“He hath founded it upon the seas” ~ Cayman Islands motto
Day Two of the 43rd Annual Commonwealth Parliamentary Association (CPA) Caribbean Americas Atlantic Region conference, held in Grand Cayman June 16-23, 2018 saw delegates from around the Caribbean gather once again at the Marriott Hotel for a day of presentations, discussion and debates.
Plenary Session 3
“Relevant Population growth of Small Developing States”
The moderator for this session was Christopher Saunders, Member of the Legislative Assembly (MLA) of the Cayman Islands.
• Juan Paul Watterson-Speaker of the House of Keys, Isle of Man
• Alden Mc Laughlin, Premier of the Cayman Islands
The first presenter gave a short presentation on the transformation of the economy of the Isle of Man from one based on fishing to light manufacturing now into a home for retirees and financial services.
A major part of their success has been the growth of their resident population from approx. 48,000 persons in 1960 to 82,000 in 2018. With a size of 220 sq. miles they have more than enough room for growth.
The second presenter, Premier McLaughlin, spoke proudly about what he calls “The Cayman Miracle”.
A miracle predicated on the growth in population from 8,000 persons in 1960 to 63,000 persons in the year 2018.
For a bit of context, the Cayman Islands economy is based primarily on financial services and a growing tourism industry.
Premier McLaughlin spoke of the trickle-down benefits that have enabled the Cayman Islands coffers to swell via massive increases in fees paid to government. This has resulted in budget surpluses for the last few years and several public-private partnerships that have resulted in improvements in the infrastructure of their islands.
One cannot deny that any country having a budget surplus is indeed a miracle, as there is no such thing as having too much money.
The premier was filled with such pride that he spoke openly about an agenda to increase the population of the Cayman Islands, with a total size of 108 sq. miles, from 64,000 to record levels of at least 100,000 persons.
However, one has to only peel back the layers to find out exactly what have been the contributing factors to their population growth and subsequent economic windfall.
The latest Cayman Islands government statistics cite the following employment figures:
• Non-Caymanians on work permit: 17,439
• Non-Caymanian with permanent residency: 4,139
• Caymanians: 19,259
This would indicate that Caymanians are now clearly the minority in the Caymanian workforce.
Depending on who one speaks to will determine if these figures are considered a miracle or a travesty.
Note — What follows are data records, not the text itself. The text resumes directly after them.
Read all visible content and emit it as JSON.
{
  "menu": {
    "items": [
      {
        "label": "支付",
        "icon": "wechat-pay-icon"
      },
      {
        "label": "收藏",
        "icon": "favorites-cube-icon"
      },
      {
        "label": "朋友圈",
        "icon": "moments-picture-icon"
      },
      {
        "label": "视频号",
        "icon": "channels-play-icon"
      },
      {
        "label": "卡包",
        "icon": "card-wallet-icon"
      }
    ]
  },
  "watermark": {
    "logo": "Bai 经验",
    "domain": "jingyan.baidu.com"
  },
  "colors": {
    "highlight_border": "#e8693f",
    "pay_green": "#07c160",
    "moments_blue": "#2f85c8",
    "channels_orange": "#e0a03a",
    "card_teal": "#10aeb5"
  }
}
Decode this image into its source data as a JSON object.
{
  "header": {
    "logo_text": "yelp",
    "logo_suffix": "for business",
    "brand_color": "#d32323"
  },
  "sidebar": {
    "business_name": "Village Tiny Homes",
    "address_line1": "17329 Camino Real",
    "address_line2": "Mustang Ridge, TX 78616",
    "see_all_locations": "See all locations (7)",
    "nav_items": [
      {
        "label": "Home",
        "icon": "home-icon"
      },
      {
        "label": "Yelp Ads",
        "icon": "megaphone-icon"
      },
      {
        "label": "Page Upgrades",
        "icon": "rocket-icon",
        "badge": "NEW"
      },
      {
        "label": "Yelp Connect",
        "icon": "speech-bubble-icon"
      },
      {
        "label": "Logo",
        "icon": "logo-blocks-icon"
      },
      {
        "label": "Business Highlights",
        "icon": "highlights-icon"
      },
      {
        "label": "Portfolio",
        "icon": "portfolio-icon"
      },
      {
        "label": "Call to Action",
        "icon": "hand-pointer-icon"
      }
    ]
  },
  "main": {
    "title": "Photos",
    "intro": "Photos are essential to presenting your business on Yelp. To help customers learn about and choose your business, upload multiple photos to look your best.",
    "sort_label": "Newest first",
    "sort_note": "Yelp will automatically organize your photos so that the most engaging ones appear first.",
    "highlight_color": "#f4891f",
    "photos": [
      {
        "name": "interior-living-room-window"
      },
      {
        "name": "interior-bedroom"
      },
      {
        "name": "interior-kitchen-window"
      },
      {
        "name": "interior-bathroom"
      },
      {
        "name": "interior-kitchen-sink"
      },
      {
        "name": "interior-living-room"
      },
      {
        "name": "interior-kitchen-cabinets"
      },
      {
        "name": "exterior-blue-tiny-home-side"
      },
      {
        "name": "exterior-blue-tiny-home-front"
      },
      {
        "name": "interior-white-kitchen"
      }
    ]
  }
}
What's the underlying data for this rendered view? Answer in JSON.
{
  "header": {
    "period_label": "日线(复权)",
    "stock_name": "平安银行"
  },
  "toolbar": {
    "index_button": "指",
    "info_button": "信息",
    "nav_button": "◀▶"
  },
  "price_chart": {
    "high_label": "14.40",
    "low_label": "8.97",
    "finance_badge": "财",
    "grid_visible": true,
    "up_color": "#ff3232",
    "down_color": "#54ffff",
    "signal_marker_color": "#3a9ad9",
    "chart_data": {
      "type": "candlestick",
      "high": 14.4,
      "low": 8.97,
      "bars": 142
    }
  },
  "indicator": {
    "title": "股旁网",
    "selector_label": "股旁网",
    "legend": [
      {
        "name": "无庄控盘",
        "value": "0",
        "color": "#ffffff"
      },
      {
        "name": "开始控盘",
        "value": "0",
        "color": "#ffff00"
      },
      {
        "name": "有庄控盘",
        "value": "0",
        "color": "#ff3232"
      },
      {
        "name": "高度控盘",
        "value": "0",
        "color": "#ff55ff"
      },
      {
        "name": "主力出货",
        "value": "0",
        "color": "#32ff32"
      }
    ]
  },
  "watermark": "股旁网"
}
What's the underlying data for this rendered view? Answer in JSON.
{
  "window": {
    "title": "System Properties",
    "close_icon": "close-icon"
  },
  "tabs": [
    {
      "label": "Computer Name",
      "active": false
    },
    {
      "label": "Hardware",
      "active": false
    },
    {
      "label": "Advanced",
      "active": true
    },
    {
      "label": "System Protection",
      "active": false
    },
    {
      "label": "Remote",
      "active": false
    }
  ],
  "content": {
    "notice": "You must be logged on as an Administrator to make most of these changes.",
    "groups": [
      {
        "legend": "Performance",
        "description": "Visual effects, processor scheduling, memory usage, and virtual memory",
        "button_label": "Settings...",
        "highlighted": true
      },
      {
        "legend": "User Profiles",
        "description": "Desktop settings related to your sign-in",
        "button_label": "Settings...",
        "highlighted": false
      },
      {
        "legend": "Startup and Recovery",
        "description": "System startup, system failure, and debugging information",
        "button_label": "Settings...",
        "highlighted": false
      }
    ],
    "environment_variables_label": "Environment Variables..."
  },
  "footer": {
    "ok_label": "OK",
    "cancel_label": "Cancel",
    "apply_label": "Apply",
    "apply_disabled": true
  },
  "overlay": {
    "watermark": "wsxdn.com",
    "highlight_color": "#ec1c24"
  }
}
Here in Bermuda we have fought hard to remain as the majority in the work force.
Plenary Session 4
“How should CARICOM respond to the focus of De-globalization? How will this affect the CAA region?”
Moderator: Dr Barton Scotland, Speaker of the National Assembly, Guyana
First Presenter: Ambassador Byron Blake, Former Assistant SG CARICOM
This session focused on the various attacks on Caribbean jurisdictions by the UK and EU.
Whether it be on banking or gaming in Antigua or more recent UK legislation aimed at Beneficial Ownership in the British Overseas Territories (OTs), common consensus was that these constant attacks are aimed to destabilize the growth of the financial services sector in various Caribbean islands.
Further discussions resulted in representatives of several OTs, namely, Bermuda, Cayman Islands, Turks and Caicos and British Virgin Islands having meetings to implore their respective governments to continue to do the following:
• Increase communications between OTs
• Increase public awareness of the ill effects of recent UK legislation on the economies of OTs via two-hour radio show/summit on Cayman Crosstalk with host Woody Decosta in Cayman Islands
• Joint appeal to CARICOM heads to speak in defence of OTs as they did with the Windrush Issue.
In conclusion, the most significant development of this and all other CPA conferences would be the life long bonds and camaraderie established between regional parliamentarians, speakers and clerks of the legislatures.
In the CAA region we have 90 percent commonality of history, culture, economies and concerns. As such, the more that elected representatives communicate the more regional progress will come about.
A prime example was the situation regarding the unjust legislation regarding a public register of beneficial ownership being put forth by the UK onto the Overseas Territories. Representatives were able to strategise and lay the foundation for seeking and subsequently gaining support from CARICOM in July 2018.
Throughout the entire week, the host country, Cayman Islands, and host MLAs (MPs), did a magnificent job of ensuring all CPA participants were taken care of. From the minute we stepped onto the tarmac until the moment we left we were treated to the following:
• Door to door transport
• Structured events during the evenings
• Historic tours
• Any additional needs
They truly showed us the best that the Cayman Islands had to offer. Thank you for being Cayman Kind.